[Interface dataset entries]
Start of Block

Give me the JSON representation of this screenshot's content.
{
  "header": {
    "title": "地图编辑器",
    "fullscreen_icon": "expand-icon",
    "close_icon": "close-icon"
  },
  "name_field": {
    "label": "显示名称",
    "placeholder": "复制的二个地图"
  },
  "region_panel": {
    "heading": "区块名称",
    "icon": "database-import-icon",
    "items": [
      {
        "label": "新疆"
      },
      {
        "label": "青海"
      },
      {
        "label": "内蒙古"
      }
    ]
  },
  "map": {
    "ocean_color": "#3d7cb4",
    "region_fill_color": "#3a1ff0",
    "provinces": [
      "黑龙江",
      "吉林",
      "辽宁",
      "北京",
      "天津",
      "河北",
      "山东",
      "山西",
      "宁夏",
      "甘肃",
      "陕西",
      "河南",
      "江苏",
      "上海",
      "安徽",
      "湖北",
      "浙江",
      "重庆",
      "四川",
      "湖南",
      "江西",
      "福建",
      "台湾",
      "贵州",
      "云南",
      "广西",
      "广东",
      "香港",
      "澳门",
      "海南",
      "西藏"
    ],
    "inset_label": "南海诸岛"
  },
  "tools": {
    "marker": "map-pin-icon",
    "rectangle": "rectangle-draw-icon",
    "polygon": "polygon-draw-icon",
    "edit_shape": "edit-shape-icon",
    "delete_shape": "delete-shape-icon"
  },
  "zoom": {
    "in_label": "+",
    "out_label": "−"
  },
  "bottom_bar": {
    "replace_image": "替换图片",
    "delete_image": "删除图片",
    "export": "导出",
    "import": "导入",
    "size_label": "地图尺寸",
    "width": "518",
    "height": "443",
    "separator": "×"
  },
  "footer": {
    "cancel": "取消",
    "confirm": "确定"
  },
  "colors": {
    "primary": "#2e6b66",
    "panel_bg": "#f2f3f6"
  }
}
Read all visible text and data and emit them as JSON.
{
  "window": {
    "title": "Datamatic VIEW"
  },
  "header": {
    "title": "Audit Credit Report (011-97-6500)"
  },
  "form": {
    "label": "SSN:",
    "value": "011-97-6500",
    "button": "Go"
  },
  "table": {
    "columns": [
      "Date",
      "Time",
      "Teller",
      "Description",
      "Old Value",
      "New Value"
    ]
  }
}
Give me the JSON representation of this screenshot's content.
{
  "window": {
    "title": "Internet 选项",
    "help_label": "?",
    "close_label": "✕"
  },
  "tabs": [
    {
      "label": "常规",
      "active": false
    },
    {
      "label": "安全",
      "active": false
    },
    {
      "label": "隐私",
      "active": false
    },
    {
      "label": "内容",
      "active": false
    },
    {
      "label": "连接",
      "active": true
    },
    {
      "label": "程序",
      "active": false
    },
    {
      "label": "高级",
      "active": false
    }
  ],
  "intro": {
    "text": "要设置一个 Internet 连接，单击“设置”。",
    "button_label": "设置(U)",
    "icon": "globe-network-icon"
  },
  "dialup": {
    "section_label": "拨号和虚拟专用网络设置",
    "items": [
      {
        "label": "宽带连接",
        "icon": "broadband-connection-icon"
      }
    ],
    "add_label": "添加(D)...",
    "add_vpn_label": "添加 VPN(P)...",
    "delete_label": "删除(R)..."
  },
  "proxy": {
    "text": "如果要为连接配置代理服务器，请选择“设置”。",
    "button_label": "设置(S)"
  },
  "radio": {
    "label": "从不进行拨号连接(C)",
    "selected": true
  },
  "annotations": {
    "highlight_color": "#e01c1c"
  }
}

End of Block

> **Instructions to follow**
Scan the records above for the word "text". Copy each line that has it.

> **Exercise answer**
Read all visible text and data and emit them as JSON.
    "text": "要设置一个 Internet 连接，单击“设置”。",
    "text": "如果要为连接配置代理服务器，请选择“设置”。",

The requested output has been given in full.